Bijan Cortez puts victory, bigger season on Sooners' table
He only played 17 minutes, but the Kingfisher freshman stole Sooners a victory over 11th-ranked Cyclones
NORMAN — You can go years without seeing it, but every once in a while it happens and a team comes of age right before your eyes.
More rare, however, is what happened early Saturday evening inside Lloyd Noble Center, where the Sooners indeed appeared to graduate to a new level, knocking off Iowa State 79-66, and did it on the back of the simultaneous apparent coming of age of a freshman point guard, Bijan Cortes, who looks a lot like the great Giants pitcher Tim Lincecum, yet played like the next coming of the great Jason Kidd, way back at Cal, where he was a must-see collegiate magician.
Cortes finished with only four points and five assists and, though such numbers may seem to make the rest of this sentence impossible, he was the best player on the court and the biggest reason Oklahoma handed Iowa State its second loss of the season.
He was the catalyst, the player his team would have lost without.
Want a stat, here’s a stat:
Cortes played just 17 minutes, or 7.1 more than he averaged entering Saturday, yet in those 17 minutes his team outscored the Cyclones by 20 points, giving him the game’s best plus-minus, six better than Jacob Groves, whose 14 over 10 minutes had everything to do with Cortes, who assisted on three of his four buckets.
OU had played quite well to come back from 10 points down with 14:13 remaining to find itself deadlocked 59-59 with 7:27 remaining.
Cortez, who assisted on the basket that made it a one-possession game, finding Groves to pull OU within 57-54, was about to go to work all over again.
He assisted on the Sooners’ next two baskets, each to Groves, and OU was on top 63-61.
Groves’ second hoop of the pair was the beginning of a 14-0 run and an 18-5 clip to end the game that Cortes was all over, too.
He scored OU’s next basket himself, his first, then scored the one that put the Sooners on top 71-61 three possessions later.
Two possessions after that, he assisted Jalen Hill, who made it 75-61, thereby ending all drama with 1:25 remaining.
Every one of Cortes’ assists made the shot, not the other way around, while both of his baskets were unassisted, all him.
“He is not scared,” Groves said.
Until Cortes fired, to want the Sooners to pull it out over the 11th-ranked Cyclones was to wait and hope and root for Elijah Harkless or Umoja Gibson to make it happen.

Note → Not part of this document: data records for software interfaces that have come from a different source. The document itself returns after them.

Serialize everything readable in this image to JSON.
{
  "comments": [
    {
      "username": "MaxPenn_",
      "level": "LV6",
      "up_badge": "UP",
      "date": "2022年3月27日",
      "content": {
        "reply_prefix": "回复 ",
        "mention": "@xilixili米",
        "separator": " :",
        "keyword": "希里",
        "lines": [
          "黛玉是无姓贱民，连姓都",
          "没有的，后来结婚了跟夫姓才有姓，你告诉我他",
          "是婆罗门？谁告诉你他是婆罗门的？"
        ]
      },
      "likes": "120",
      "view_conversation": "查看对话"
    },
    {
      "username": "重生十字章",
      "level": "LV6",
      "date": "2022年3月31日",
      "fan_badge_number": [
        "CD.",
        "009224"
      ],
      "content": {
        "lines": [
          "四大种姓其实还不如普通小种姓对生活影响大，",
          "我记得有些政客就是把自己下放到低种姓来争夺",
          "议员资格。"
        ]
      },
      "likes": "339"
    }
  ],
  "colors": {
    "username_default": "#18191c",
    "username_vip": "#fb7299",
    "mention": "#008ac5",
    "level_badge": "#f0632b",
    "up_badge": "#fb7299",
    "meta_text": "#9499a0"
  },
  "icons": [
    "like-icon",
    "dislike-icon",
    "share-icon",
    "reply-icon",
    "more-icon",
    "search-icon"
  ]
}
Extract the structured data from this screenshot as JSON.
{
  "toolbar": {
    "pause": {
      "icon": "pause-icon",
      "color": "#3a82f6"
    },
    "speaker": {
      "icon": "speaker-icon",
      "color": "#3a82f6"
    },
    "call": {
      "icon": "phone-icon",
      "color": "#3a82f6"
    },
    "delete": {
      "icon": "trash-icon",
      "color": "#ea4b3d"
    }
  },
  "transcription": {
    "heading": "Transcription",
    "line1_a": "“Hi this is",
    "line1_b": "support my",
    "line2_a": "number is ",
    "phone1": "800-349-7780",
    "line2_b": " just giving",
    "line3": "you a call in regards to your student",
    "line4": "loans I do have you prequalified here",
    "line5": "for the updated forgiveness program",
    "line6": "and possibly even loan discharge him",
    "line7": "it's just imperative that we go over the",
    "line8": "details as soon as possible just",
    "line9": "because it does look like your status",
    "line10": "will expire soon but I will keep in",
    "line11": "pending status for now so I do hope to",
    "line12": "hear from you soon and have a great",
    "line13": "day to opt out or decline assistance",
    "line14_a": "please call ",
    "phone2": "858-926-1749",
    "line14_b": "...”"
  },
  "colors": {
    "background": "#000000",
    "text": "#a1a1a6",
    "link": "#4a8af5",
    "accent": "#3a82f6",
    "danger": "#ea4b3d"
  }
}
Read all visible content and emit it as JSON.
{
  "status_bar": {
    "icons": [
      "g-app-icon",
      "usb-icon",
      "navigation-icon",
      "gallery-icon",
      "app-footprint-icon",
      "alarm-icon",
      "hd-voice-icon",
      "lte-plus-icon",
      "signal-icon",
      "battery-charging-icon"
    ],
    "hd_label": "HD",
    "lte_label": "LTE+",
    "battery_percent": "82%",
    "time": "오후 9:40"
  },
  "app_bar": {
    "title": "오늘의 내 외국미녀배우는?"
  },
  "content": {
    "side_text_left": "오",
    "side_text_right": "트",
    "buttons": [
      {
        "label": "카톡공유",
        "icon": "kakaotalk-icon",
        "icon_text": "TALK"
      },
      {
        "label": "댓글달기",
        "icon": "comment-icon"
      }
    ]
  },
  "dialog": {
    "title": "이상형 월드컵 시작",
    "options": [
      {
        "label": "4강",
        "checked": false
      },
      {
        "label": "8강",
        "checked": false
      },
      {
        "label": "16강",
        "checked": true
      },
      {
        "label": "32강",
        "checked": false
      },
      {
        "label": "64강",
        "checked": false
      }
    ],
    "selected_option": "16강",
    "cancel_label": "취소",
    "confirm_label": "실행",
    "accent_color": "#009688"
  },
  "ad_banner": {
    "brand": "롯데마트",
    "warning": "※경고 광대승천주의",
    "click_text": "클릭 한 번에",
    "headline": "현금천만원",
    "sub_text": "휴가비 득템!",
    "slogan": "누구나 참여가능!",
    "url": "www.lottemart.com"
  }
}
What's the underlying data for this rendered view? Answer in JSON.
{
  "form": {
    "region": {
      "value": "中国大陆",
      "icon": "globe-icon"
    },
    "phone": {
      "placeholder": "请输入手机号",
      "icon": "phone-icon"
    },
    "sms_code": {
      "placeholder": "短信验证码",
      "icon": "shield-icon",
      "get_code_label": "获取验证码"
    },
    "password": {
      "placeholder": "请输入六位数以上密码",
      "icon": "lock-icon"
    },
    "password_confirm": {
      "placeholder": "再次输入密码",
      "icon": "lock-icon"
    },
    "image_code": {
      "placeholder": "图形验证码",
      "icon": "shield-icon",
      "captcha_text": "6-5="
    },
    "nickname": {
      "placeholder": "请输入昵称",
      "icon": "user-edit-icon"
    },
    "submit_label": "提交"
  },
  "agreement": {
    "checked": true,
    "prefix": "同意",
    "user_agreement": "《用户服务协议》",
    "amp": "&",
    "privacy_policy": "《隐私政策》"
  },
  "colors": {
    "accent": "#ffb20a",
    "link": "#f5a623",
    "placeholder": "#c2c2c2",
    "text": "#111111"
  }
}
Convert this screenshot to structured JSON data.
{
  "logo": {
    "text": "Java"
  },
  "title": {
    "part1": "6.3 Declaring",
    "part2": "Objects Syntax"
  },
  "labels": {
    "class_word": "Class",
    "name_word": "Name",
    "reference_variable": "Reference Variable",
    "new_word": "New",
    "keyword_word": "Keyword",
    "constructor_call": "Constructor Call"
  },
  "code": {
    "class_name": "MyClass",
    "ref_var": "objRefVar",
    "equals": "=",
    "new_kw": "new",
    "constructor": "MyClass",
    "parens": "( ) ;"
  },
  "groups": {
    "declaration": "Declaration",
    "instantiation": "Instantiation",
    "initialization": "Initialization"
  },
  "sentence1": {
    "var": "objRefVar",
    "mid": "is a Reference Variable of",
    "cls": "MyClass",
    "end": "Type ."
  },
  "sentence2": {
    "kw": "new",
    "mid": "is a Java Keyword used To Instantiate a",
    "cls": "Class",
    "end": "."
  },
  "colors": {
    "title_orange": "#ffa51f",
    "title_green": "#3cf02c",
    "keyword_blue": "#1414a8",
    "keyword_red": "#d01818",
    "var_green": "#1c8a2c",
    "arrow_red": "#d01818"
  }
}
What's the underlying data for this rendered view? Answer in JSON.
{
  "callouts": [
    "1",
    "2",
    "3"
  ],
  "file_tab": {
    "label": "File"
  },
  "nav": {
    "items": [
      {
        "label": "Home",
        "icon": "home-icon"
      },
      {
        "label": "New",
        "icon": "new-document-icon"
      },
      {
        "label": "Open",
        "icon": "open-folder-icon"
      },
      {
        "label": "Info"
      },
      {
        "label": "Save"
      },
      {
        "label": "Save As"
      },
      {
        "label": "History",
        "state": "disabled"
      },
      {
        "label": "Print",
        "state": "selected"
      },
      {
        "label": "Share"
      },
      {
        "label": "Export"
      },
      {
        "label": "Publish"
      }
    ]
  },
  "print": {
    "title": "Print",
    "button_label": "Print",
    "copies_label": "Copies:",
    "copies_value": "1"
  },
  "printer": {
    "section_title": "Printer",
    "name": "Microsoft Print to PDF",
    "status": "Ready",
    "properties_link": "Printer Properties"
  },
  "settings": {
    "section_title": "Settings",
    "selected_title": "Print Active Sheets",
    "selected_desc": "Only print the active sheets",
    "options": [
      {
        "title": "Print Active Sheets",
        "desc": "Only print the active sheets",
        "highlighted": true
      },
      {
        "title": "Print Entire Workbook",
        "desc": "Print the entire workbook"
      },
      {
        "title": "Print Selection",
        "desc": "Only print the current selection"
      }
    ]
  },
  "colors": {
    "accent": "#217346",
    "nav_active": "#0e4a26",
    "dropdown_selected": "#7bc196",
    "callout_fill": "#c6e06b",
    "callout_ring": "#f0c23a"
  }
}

Tanner Groves entered leading OU in both scoring and rebounding, at 14.2 and 6, good numbers, but watching coach Porter Moser’s team play is to figure those averages may stay put but are unlikely to grow, and if OU can develop a go-to player — Harkless or Gibson — a bigger season gets put on the table.
Instead, Cortes put it on the table with a few amazing minutes, minutes no Sooner had offered previously and, because he’s a facilitator, perhaps he can make everybody a little better and OU can do great things that way.
“Our bench was crucial,” Moser said.
It was, but that was all about the Kingfisher freshman who has still not scored more than six points in a game, but took over a game against one of the nation’s best teams.
Did he feel it?
Were there moments Cortes had to compose himself in the middle of it, just to not lose his mind because it was all happening … now?
“Yeah,” he said, “for sure.”
This story would be better if he’d said more than that but he didn’t really. Perhaps he’ll go deeper later.
Just his second semester on campus, he has all the time in the world.
Because of him, the Sooners are 12-3. Because of him, they’re right on time in conference play, 2-1 with no home-court losses.
Because of him, the good look OU offered four days earlier at Baylor, a well-played 10-point loss to the nation’s No. 1 team is not a one-off that doesn’t matter.
The Sooners proved they could play with an absolute heavyweight in Waco, and have now returned to Norman and knocked off, perhaps, a top-10 program.
The season will tell us.
It wasn’t all Cortes.
For 23 minutes, he wasn’t even on the court. Others put the game on the table for the taking, he took it.
The plan wasn’t to leave him on the court for the last 9 1/2 minutes, but Moser couldn’t take him off it.
It’s just one day.
Just one game.
Also, sometimes that’s all it takes for everything to change, everything to speed up, to catch lightning in a bottle and keep it.
Saturday was a terrific day for Sooner basketball.
Great to have your years of experience and perceptive analysis coming directly to my inbox!
Bravo Clay!! GREAT ARTICLE.